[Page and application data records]
·····
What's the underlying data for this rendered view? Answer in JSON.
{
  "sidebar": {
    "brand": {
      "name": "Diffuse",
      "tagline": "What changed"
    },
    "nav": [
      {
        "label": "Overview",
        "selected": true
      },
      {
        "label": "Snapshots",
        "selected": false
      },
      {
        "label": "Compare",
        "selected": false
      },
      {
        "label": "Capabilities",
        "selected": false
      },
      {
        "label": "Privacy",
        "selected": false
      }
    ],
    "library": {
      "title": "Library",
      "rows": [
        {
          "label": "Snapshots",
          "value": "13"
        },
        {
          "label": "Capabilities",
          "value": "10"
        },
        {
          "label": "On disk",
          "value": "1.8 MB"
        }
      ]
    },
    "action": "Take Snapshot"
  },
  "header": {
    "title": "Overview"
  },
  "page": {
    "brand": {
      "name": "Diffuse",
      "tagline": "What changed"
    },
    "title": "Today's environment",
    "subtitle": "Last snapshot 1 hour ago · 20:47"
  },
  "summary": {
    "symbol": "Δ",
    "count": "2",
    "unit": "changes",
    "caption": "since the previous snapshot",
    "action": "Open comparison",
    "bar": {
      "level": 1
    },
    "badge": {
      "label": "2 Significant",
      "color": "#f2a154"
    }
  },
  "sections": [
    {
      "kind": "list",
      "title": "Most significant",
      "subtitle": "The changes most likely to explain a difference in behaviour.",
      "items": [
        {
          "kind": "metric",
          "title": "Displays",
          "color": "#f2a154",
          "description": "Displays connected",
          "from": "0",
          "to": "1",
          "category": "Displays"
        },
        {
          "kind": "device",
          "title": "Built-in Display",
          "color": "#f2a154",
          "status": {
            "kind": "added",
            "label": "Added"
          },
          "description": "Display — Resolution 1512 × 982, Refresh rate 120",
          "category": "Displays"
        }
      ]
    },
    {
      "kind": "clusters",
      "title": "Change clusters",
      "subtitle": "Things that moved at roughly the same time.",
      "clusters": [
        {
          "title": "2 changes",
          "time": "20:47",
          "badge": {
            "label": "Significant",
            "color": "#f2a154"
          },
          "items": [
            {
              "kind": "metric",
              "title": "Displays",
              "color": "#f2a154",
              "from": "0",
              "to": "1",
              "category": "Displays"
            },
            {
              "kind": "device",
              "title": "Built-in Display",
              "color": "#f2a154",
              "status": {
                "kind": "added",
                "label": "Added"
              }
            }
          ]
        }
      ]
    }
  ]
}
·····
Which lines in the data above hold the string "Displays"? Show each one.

WRITTEN RESPONSE:
          "title": "Displays",
          "description": "Displays connected",
          "category": "Displays"
          "category": "Displays"
              "title": "Displays",
              "category": "Displays"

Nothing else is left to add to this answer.